Jenna Rosen’s life is in turmoil. It has been two years since her son, Bobby, drowned at a resort in Alaska. She has tried everything from therapists to prescription drugs and nothing seems to fill the void in her life. While her husband, Robert, has somehow managed to move on and maintain their lifestyle in Seattle, Jenna is stuck in neutral. Then one night after she gets in a heated argument with Robert at a party, she takes his car and drives. She intends to drive home, but she just keeps on going, until she hits Wrangell, Alaska her Tlingit grandmother’s hometown. What does Jenna find when she’s there? It seems that wherever she goes, she runs into the Tlingit legend of the kushtaka. The kushtaka are spirits, shape-shifting otters, that take souls of drowning victims and folks who are lost in the woods. Why does Jenna keep encountering this legend? It will take all her resolve, the support of a broken fisherman, a spirit-guide named Oscar and a misguided Shaman to help her find out.

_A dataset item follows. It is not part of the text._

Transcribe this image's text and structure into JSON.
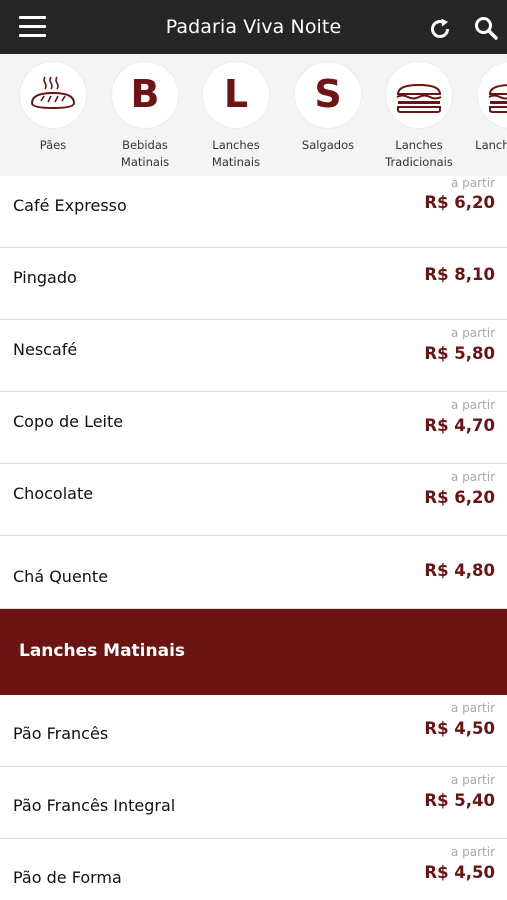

Garth Stein is a gifted storyteller. On the one hand this is a very human story of loss and a relationship that has gone sour, on the other hand it is story about spiritual redemption. With a great sense of timing and changing points of view, this novel moves at a fairly quick pace but never feels rushed. I am a notoriously slow reader and I finished this book in about 2 or 3 days. The characters and story were so compelling, I didn’t want to put it down. There were times when the narrative sent chills up my spine or caught me dead in my tracks. I admit I kept reading at some points because I was afraid I was going to be too spooked to go to bed. Yet, Stein weaves the fantastic elements into the story with such grace that they feel believable. I loved the retelling of the Tlingit legends of Raven and the kushtaka and I’m so glad that he includes references in the back, because I want to read more about them. He stresses the point with Raven that there is no good and evil and most of his characters are flawed in such a way that they are a combination of both. I think that is part of what makes the characters so compelling with the exception of one character who is just reprehensible, but he too has his part to play. The secondary characters are particularly likable. I was also impressed, that Stein could write a female main character so well. It’s a testament to his understanding of human nature and his skills as a writer.

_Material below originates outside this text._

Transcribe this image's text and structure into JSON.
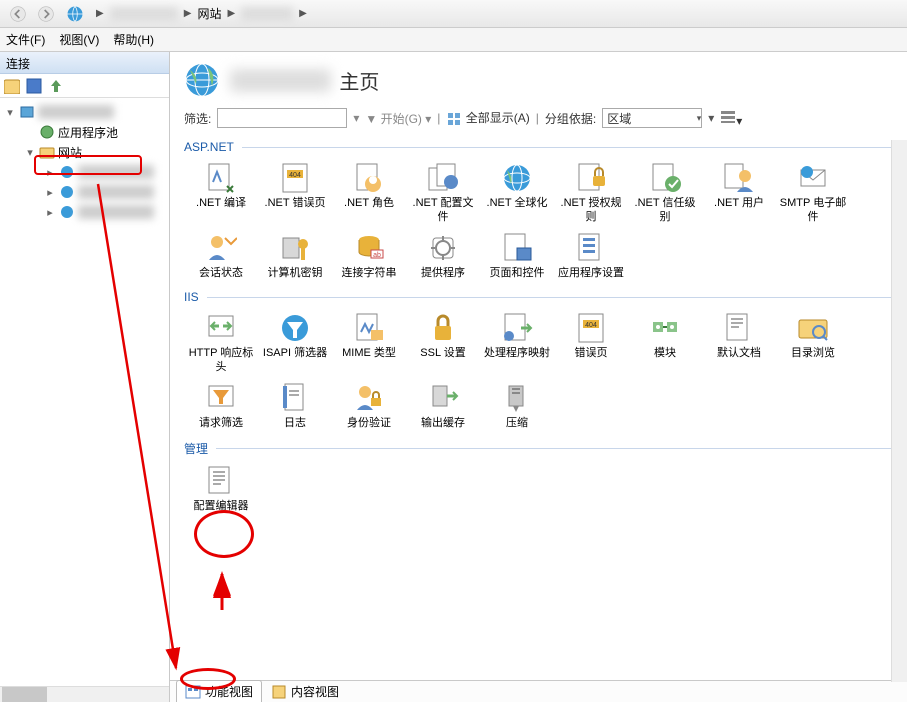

Thanks to Sarah Daily from Terra Communications for sending me a copy of this book. Bear in mind that because I got this book for free, I might be swayed to write a good review, but also keep in mind that since I am a librarian I am surrounded by thousands of free books on a daily basis, so I don’t think the lure of free books will cloud my judgment that much! I hope to be as fair and objective with my reviews as possible.